● **Problem statement**:
Within the data, how many lines hold the word "shape"? Answer with nothing but the number.

● **Data for this exercise**:
= = =

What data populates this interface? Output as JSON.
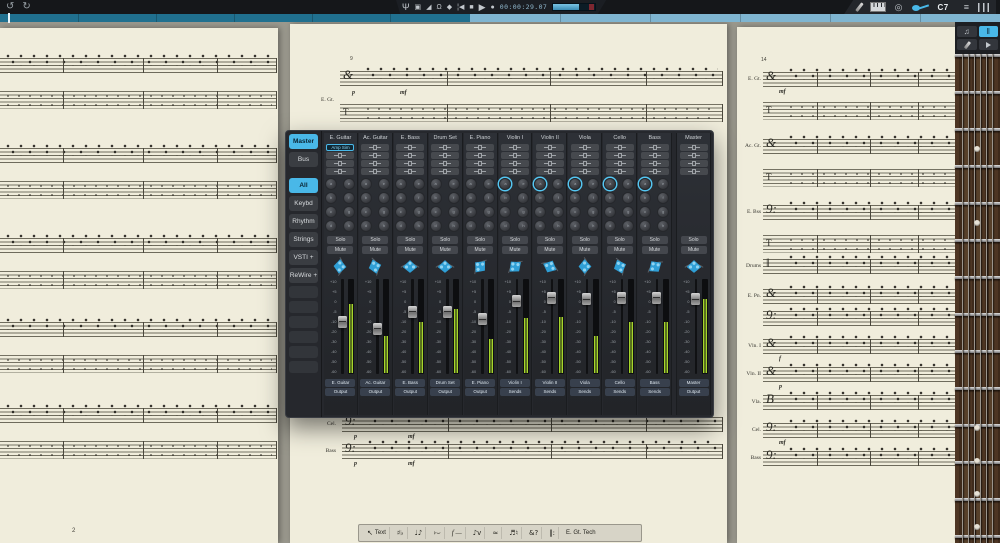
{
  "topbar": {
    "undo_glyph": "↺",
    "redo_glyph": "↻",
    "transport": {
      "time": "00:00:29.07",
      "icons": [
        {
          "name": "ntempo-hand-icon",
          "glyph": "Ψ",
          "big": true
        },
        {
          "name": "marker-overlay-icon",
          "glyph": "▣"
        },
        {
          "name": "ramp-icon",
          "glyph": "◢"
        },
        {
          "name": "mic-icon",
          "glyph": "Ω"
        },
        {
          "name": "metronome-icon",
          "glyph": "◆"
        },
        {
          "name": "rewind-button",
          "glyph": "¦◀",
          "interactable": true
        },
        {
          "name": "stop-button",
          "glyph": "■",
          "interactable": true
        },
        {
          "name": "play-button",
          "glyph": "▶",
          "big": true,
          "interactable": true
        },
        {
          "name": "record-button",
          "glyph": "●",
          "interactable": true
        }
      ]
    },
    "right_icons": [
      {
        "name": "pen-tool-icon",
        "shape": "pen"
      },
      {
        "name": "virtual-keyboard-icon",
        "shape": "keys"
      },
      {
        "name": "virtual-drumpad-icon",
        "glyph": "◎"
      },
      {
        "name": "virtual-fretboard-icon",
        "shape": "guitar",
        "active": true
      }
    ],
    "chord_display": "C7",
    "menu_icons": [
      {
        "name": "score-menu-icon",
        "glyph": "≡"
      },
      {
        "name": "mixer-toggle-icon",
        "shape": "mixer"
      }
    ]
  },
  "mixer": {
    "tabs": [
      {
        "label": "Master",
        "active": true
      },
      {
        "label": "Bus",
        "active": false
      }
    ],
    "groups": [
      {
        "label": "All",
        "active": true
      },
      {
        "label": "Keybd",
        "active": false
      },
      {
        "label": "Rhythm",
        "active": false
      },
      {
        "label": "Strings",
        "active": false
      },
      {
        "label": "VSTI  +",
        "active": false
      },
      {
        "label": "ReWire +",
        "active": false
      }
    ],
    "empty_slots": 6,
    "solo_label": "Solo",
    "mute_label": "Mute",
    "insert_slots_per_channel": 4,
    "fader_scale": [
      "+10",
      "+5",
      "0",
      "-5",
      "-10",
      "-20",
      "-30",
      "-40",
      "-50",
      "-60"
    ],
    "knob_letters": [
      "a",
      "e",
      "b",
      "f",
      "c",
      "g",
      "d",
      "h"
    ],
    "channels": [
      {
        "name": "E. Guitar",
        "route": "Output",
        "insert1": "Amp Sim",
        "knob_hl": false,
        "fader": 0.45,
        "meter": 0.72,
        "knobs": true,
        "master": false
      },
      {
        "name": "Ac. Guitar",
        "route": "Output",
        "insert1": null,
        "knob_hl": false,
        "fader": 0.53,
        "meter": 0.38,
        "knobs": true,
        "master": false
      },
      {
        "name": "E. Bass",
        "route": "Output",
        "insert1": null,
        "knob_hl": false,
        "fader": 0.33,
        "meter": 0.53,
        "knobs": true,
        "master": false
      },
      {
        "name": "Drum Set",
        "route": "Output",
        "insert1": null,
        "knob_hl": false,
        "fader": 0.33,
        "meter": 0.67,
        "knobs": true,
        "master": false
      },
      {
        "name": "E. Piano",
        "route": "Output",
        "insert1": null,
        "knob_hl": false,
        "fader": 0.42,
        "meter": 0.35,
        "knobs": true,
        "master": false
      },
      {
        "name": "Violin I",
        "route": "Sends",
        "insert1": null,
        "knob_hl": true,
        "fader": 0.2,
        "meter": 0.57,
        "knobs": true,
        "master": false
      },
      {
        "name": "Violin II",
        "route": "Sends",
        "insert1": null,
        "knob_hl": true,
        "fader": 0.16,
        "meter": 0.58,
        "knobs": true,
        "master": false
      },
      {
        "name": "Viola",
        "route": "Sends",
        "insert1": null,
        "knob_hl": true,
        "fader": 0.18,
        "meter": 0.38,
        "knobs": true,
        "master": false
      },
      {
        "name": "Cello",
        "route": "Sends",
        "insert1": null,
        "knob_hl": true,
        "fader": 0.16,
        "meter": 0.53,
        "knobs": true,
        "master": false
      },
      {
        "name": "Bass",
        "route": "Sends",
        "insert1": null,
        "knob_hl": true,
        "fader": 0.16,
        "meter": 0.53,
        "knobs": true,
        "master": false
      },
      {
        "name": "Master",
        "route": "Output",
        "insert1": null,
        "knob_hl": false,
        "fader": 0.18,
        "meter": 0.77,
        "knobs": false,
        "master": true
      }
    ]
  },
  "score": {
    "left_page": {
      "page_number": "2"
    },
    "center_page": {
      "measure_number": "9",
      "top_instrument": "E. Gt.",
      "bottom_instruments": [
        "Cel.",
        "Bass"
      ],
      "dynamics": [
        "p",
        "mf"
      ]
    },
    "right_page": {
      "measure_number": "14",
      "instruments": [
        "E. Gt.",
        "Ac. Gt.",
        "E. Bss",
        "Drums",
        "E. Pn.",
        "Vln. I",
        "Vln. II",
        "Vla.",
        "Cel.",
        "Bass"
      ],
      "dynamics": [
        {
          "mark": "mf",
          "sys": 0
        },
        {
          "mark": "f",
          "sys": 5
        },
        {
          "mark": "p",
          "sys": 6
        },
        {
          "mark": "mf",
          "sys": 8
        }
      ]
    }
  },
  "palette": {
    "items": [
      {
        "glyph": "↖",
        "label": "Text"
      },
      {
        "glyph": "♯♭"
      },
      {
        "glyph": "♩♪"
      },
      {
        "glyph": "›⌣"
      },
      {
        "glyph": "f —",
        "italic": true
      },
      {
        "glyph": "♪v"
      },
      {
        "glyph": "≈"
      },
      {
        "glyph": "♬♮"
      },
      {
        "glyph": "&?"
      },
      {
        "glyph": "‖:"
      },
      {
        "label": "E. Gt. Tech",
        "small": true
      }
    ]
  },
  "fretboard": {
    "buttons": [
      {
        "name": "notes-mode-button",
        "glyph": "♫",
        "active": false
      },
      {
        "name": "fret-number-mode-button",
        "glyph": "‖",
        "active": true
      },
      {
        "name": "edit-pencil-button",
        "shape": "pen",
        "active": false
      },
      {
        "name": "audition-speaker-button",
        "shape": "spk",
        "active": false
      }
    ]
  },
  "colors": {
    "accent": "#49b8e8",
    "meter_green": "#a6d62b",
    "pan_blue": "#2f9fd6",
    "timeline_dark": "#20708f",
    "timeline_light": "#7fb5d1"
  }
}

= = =

● **Task output**:
6